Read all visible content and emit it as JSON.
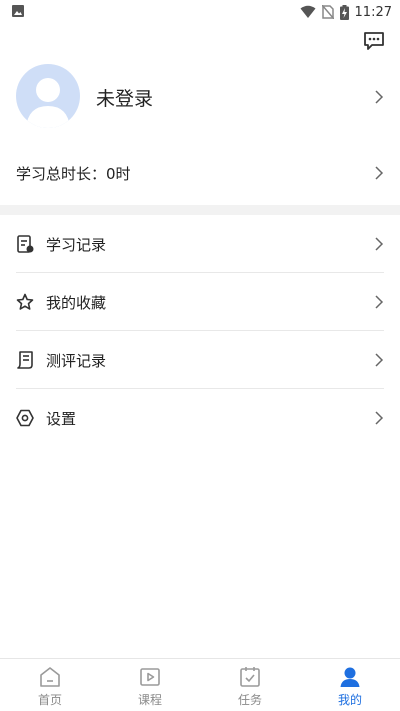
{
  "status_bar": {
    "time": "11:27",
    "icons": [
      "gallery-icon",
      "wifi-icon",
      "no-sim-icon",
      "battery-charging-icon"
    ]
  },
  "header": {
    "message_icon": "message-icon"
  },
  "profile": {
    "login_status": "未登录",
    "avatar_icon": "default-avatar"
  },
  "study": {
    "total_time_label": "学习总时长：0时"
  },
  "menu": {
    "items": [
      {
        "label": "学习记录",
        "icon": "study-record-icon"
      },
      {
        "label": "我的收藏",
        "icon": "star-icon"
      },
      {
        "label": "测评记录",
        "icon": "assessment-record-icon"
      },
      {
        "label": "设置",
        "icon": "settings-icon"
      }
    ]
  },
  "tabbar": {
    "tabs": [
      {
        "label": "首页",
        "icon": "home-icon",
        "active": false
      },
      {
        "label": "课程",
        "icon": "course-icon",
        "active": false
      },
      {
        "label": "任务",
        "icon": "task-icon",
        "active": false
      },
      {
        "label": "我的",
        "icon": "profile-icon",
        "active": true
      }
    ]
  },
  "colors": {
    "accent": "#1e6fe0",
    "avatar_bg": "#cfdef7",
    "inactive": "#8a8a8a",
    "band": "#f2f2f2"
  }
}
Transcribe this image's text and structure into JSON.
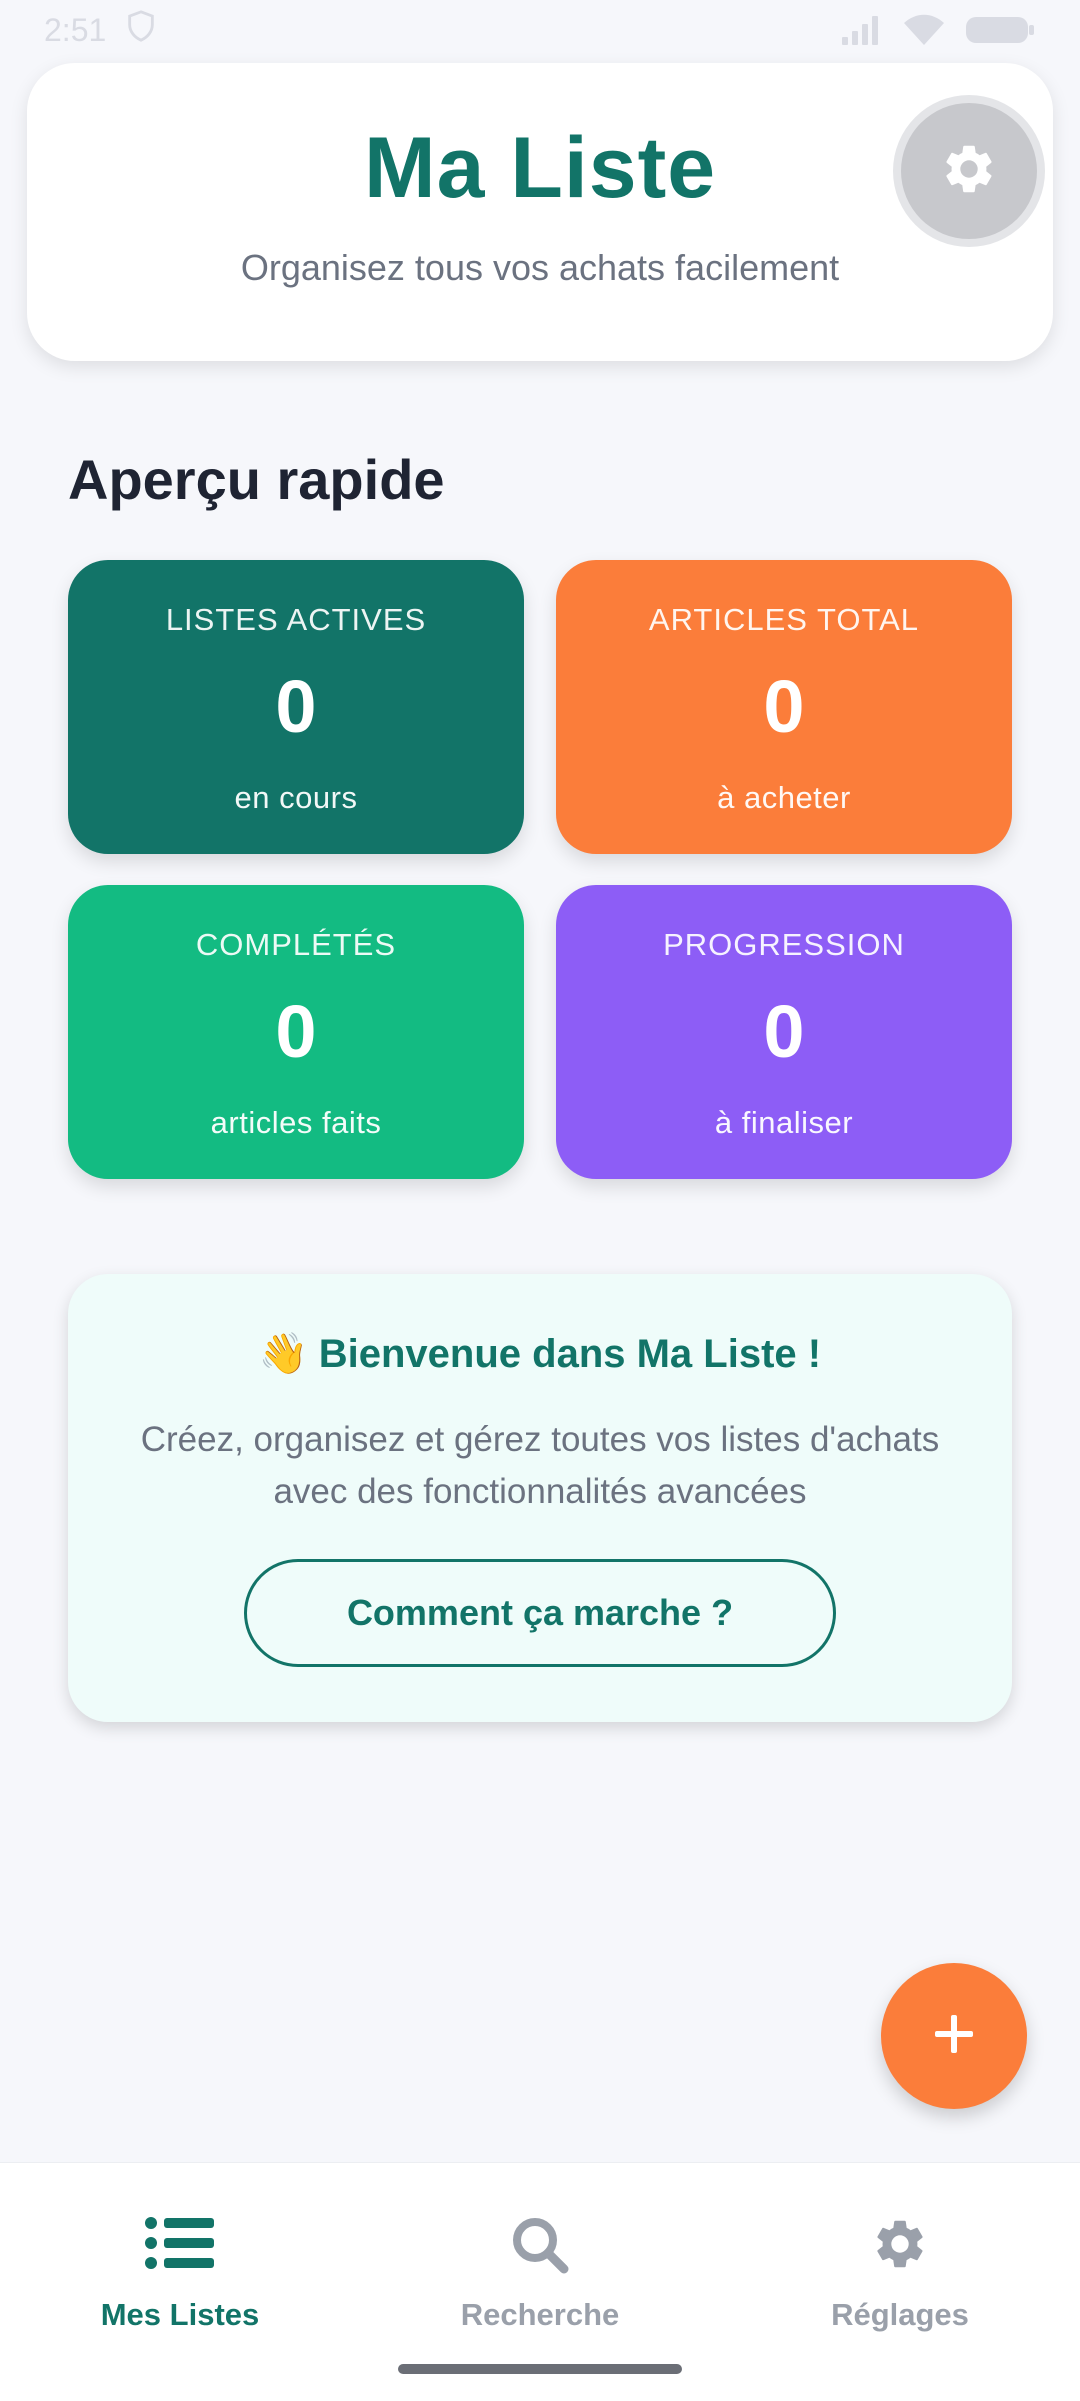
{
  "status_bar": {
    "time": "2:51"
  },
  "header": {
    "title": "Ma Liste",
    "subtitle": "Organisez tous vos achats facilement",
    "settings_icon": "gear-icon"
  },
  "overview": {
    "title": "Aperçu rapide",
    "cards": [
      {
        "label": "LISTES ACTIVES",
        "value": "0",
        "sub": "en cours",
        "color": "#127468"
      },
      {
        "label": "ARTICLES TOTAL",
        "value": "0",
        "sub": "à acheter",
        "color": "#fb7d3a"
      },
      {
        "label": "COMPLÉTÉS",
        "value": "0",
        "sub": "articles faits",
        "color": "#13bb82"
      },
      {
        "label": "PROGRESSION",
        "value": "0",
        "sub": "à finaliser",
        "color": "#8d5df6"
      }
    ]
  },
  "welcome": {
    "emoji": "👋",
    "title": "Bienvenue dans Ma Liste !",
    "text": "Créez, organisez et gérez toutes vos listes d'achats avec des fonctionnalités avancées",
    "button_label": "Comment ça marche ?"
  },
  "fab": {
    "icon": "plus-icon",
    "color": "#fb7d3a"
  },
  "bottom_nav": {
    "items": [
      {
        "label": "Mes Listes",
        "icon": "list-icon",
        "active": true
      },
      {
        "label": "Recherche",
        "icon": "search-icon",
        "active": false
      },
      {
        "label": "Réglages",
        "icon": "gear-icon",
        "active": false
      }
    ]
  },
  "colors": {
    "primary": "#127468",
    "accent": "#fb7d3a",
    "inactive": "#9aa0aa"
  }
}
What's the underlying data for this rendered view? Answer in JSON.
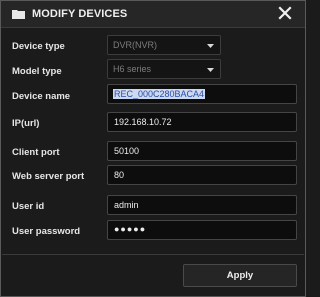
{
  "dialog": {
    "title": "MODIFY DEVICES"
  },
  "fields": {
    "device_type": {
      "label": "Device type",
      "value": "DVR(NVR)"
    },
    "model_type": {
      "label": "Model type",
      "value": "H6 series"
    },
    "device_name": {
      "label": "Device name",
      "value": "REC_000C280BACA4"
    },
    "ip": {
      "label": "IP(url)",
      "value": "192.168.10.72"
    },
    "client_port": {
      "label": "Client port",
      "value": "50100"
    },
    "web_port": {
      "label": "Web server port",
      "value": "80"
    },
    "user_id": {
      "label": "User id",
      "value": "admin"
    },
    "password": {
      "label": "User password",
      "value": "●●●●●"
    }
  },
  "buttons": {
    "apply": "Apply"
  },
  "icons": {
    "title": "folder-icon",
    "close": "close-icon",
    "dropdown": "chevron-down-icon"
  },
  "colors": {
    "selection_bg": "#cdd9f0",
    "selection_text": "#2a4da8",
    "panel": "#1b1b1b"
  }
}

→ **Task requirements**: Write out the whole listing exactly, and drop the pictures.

→ **Solution to the exercise**:
Read all visible content and emit it as JSON.
{
  "status_bar": {
    "time": "11:27",
    "icons": [
      "gallery-icon",
      "wifi-icon",
      "no-sim-icon",
      "battery-charging-icon"
    ]
  },
  "header": {
    "message_icon": "message-icon"
  },
  "profile": {
    "login_status": "未登录",
    "avatar_icon": "default-avatar"
  },
  "study": {
    "total_time_label": "学习总时长：0时"
  },
  "menu": {
    "items": [
      {
        "label": "学习记录",
        "icon": "study-record-icon"
      },
      {
        "label": "我的收藏",
        "icon": "star-icon"
      },
      {
        "label": "测评记录",
        "icon": "assessment-record-icon"
      },
      {
        "label": "设置",
        "icon": "settings-icon"
      }
    ]
  },
  "tabbar": {
    "tabs": [
      {
        "label": "首页",
        "icon": "home-icon",
        "active": false
      },
      {
        "label": "课程",
        "icon": "course-icon",
        "active": false
      },
      {
        "label": "任务",
        "icon": "task-icon",
        "active": false
      },
      {
        "label": "我的",
        "icon": "profile-icon",
        "active": true
      }
    ]
  },
  "colors": {
    "accent": "#1e6fe0",
    "avatar_bg": "#cfdef7",
    "inactive": "#8a8a8a",
    "band": "#f2f2f2"
  }
}
Transcribe this image's text and structure into JSON.
{
  "status_bar": {
    "time": "2:51"
  },
  "header": {
    "title": "Ma Liste",
    "subtitle": "Organisez tous vos achats facilement",
    "settings_icon": "gear-icon"
  },
  "overview": {
    "title": "Aperçu rapide",
    "cards": [
      {
        "label": "LISTES ACTIVES",
        "value": "0",
        "sub": "en cours",
        "color": "#127468"
      },
      {
        "label": "ARTICLES TOTAL",
        "value": "0",
        "sub": "à acheter",
        "color": "#fb7d3a"
      },
      {
        "label": "COMPLÉTÉS",
        "value": "0",
        "sub": "articles faits",
        "color": "#13bb82"
      },
      {
        "label": "PROGRESSION",
        "value": "0",
        "sub": "à finaliser",
        "color": "#8d5df6"
      }
    ]
  },
  "welcome": {
    "emoji": "👋",
    "title": "Bienvenue dans Ma Liste !",
    "text": "Créez, organisez et gérez toutes vos listes d'achats avec des fonctionnalités avancées",
    "button_label": "Comment ça marche ?"
  },
  "fab": {
    "icon": "plus-icon",
    "color": "#fb7d3a"
  },
  "bottom_nav": {
    "items": [
      {
        "label": "Mes Listes",
        "icon": "list-icon",
        "active": true
      },
      {
        "label": "Recherche",
        "icon": "search-icon",
        "active": false
      },
      {
        "label": "Réglages",
        "icon": "gear-icon",
        "active": false
      }
    ]
  },
  "colors": {
    "primary": "#127468",
    "accent": "#fb7d3a",
    "inactive": "#9aa0aa"
  }
}
What's the underlying data for this rendered view? Answer in JSON.
{
  "dialog": {
    "title": "MODIFY DEVICES"
  },
  "fields": {
    "device_type": {
      "label": "Device type",
      "value": "DVR(NVR)"
    },
    "model_type": {
      "label": "Model type",
      "value": "H6 series"
    },
    "device_name": {
      "label": "Device name",
      "value": "REC_000C280BACA4"
    },
    "ip": {
      "label": "IP(url)",
      "value": "192.168.10.72"
    },
    "client_port": {
      "label": "Client port",
      "value": "50100"
    },
    "web_port": {
      "label": "Web server port",
      "value": "80"
    },
    "user_id": {
      "label": "User id",
      "value": "admin"
    },
    "password": {
      "label": "User password",
      "value": "●●●●●"
    }
  },
  "buttons": {
    "apply": "Apply"
  },
  "icons": {
    "title": "folder-icon",
    "close": "close-icon",
    "dropdown": "chevron-down-icon"
  },
  "colors": {
    "selection_bg": "#cdd9f0",
    "selection_text": "#2a4da8",
    "panel": "#1b1b1b"
  }
}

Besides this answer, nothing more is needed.